HUTCHISON OFFERS IN THIS book an overall interpretation of American religion. Granted that the current religious scene in the United States impresses by its cacophonous variety, Hutchison begins by wondering if any unified story of American religion is possible, and decides in the affirmative so long as unity is found in tentative "organizing propositions" (p. 2). He organizes the story around the theme of pluralism, and recounts the different ways in which religious diversity has been understood.

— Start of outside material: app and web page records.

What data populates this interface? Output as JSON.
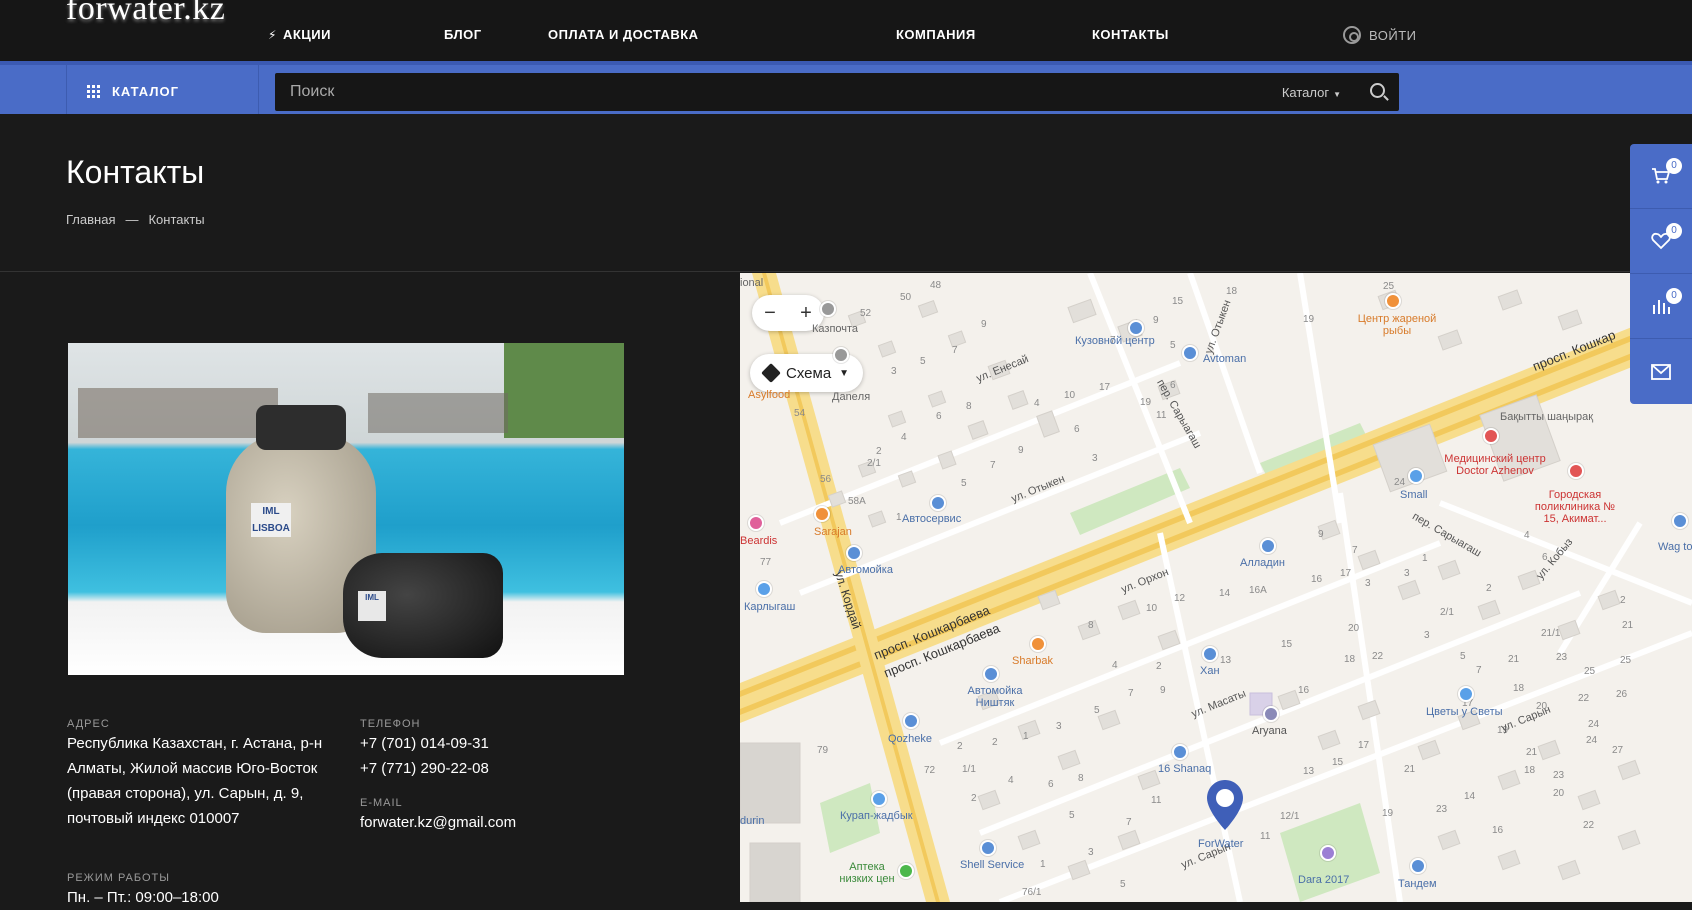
{
  "header": {
    "logo": "forwater.kz",
    "nav": [
      {
        "label": "АКЦИИ"
      },
      {
        "label": "БЛОГ"
      },
      {
        "label": "ОПЛАТА И ДОСТАВКА"
      },
      {
        "label": "КОМПАНИЯ"
      },
      {
        "label": "КОНТАКТЫ"
      }
    ],
    "login_label": "ВОЙТИ"
  },
  "search": {
    "catalog_label": "КАТАЛОГ",
    "placeholder": "Поиск",
    "scope_label": "Каталог"
  },
  "page": {
    "title": "Контакты",
    "breadcrumb": {
      "home": "Главная",
      "sep": "—",
      "current": "Контакты"
    }
  },
  "contacts": {
    "address_label": "АДРЕС",
    "address": "Республика Казахстан, г. Астана, р-н Алматы, Жилой массив Юго-Восток (правая сторона), ул. Сарын, д. 9, почтовый индекс 010007",
    "phone_label": "ТЕЛЕФОН",
    "phones": [
      "+7 (701) 014-09-31",
      "+7 (771) 290-22-08"
    ],
    "email_label": "E-MAIL",
    "email": "forwater.kz@gmail.com",
    "hours_label": "РЕЖИМ РАБОТЫ",
    "hours": "Пн. – Пт.: 09:00–18:00"
  },
  "photo": {
    "tank_label": "IML LISBOA",
    "pump_label": "IML"
  },
  "map": {
    "zoom_out": "−",
    "zoom_in": "+",
    "layer_label": "Схема",
    "marker_label": "ForWater",
    "streets": [
      "просп. Кошкарбаева",
      "просп. Кошкарбаева",
      "ул. Кордай",
      "ул. Отыкен",
      "ул. Енесай",
      "ул. Орхон",
      "ул. Масаты",
      "ул. Сарын",
      "ул. Сарын",
      "пер. Сарыагаш",
      "пер. Сарыагаш",
      "ул. Отыкен",
      "ул. Кобыз",
      "просп. Кошкар"
    ],
    "places": [
      "Кузовной центр",
      "Avtoman",
      "Центр жареной рыбы",
      "Казпочта",
      "Даneля",
      "Asylfood",
      "Бақытты шаңырақ",
      "Медицинский центр Doctor Azhenov",
      "Городская поликлиника № 15, Акимат...",
      "Small",
      "Автосервис",
      "Sarajan",
      "Beardis",
      "Автомойка",
      "Алладин",
      "Карлыгаш",
      "Sharbak",
      "Автомойка Ништяк",
      "Хан",
      "Qozheke",
      "Aryana",
      "Цветы у Светы",
      "16 Shanaq",
      "Курап-жадбык",
      "Shell Service",
      "Аптека низких цен",
      "Dara 2017",
      "Тандем",
      "Wag to",
      "ional",
      "durin"
    ]
  },
  "sidebar": {
    "cart_count": "0",
    "favorites_count": "0",
    "compare_count": "0"
  },
  "colors": {
    "accent": "#4a6cc7",
    "background": "#1a1a1a",
    "topbar": "#161616"
  }
}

For Hutchison, the only real consensus in American religious life was in the Protestant and primarily Calvinist ethos of the colonial period. Religious diversity that included many nonProtestants arrived between 1820 and 1860, not just in the first two generations after the civil war, as conventional versions of the story have it. In ante-bellum United States toleration of diversity often broke down, but usually over religious behaviors (e.g., Mormon polygamy) and not doctrine. A Protestant ethos and a degree of hegemony persisted into the late nineteenth and early twentieth centuries, increasingly modified by the inclusive impulses of liberal theology and the social gospel. Neo-Orthodoxy both revivified Protestant hegemony and subverted it by prophetic critique. Only in the second half of the twentieth century was tolerance of diversity replaced by a genuine pluralism according to which various religious groups could remain what they were, learn something from one another, and together contribute to the common good. …